In the 1780s, workers would be employed at annual hiring fairs (or mops), to serve for the whole year. During this period the worker would receive payment in kind and in cash from his employer, would often work at his side, and would commonly share meals at the employer's table. As time passed the gulf between farmer and employee widened. Workers were hired on stricter cash-only contracts, which ran for increasingly shorter periods. First, monthly terms became the norm; later, contracts were offered for as little as a week.
 Between 1750 and 1850 the farm labourer faced the loss of his land, the transformation of his contract and the sharp deterioration of his economic situation; by the time of the 1830 riots he had retained very little of his former status except the right to parish relief, under the Old Poor Law system.
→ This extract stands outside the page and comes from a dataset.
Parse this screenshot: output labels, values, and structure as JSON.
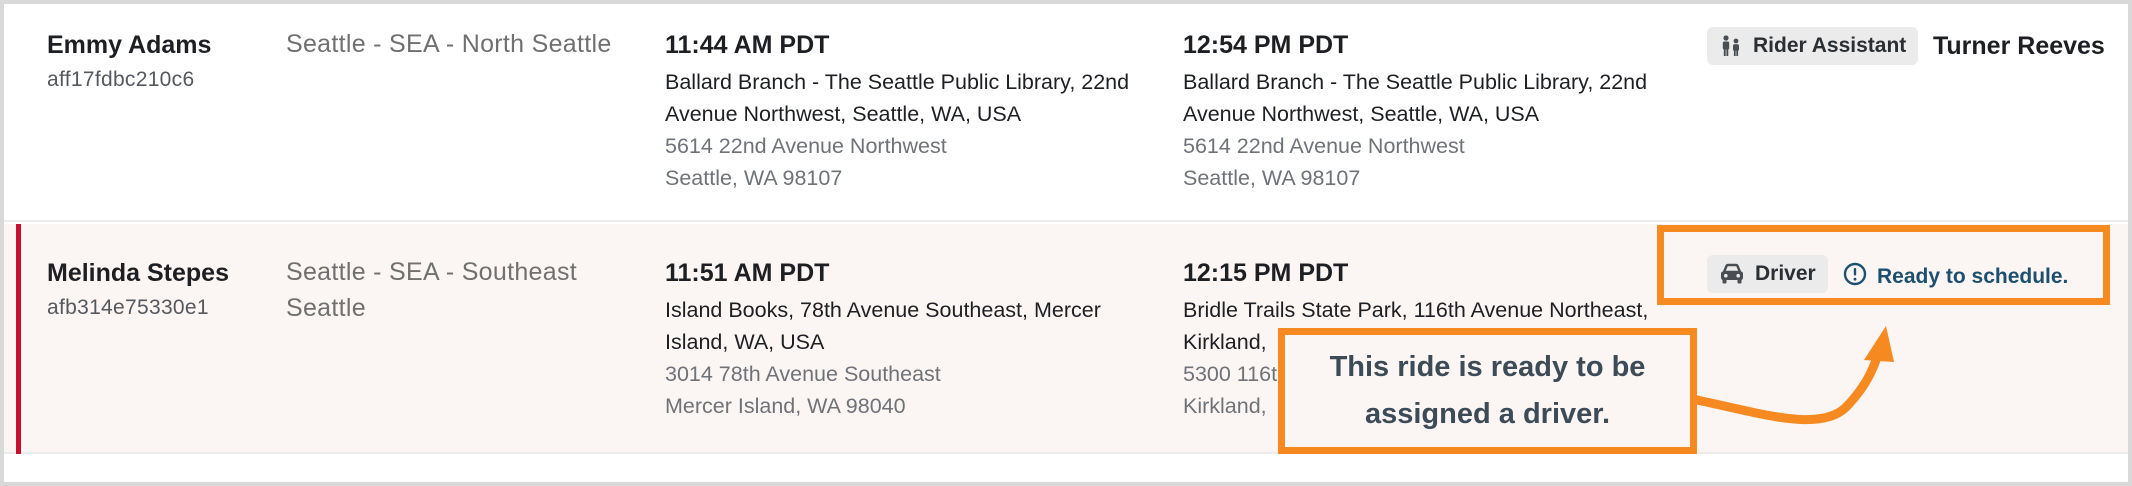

Historically the monasteries had taken responsibility for the impotent poor, but after their dissolution in 1536-9, responsibility passed to the parishes. The Act of Settlement in 1662 had confined relief strictly to those who were natives of the parish. The poor law system charged a Parish Rate to landowners and tenants, which was used to provide relief payments to settled residents of the parish who were ill or out of work. These payments were minimal, and at times degrading conditions were required for their receipt. As more and more people became dependent on parish relief, ratepayers rebelled ever more loudly against the costs, and a lower and lower level of relief was offered. Three and a half "one gallon" bread loaves were considered necessary for a man in Berkshire in 1795. However provision had fallen to just two similar-sized loaves being provided in 1817 Wiltshire. The way in which poor law funds were disbursed led to a further reduction in agricultural wages, since farmers would pay their workers as little as possible, knowing that the parish fund would top up wages to a basic subsistence level (see Speenhamland system).
To this mixture was added the burden of the church tithe. Originally this had been the church's right to a tenth of the parish harvest. However the earlier collection of goods in kind had been replaced by a cash levy that was payable to the local Church of England parson and went to pay his (often considerable) stipend. The cash levy was generally rigorously enforced, whether the resident was a Church member or not, and the sum demanded was often far higher than a poor person could afford. Calls for a large reduction in the tithe payment were prominent among the demands of the rioters.
The final straw was the introduction of horse-powered threshing machines, which could do the work of many men. They spread swiftly among the farming community, threatening the livelihoods of hundreds of thousands of farmworkers. Following the terrible harvests of 1828 and 1829, farm labourers faced the approaching winter of 1830 with dread.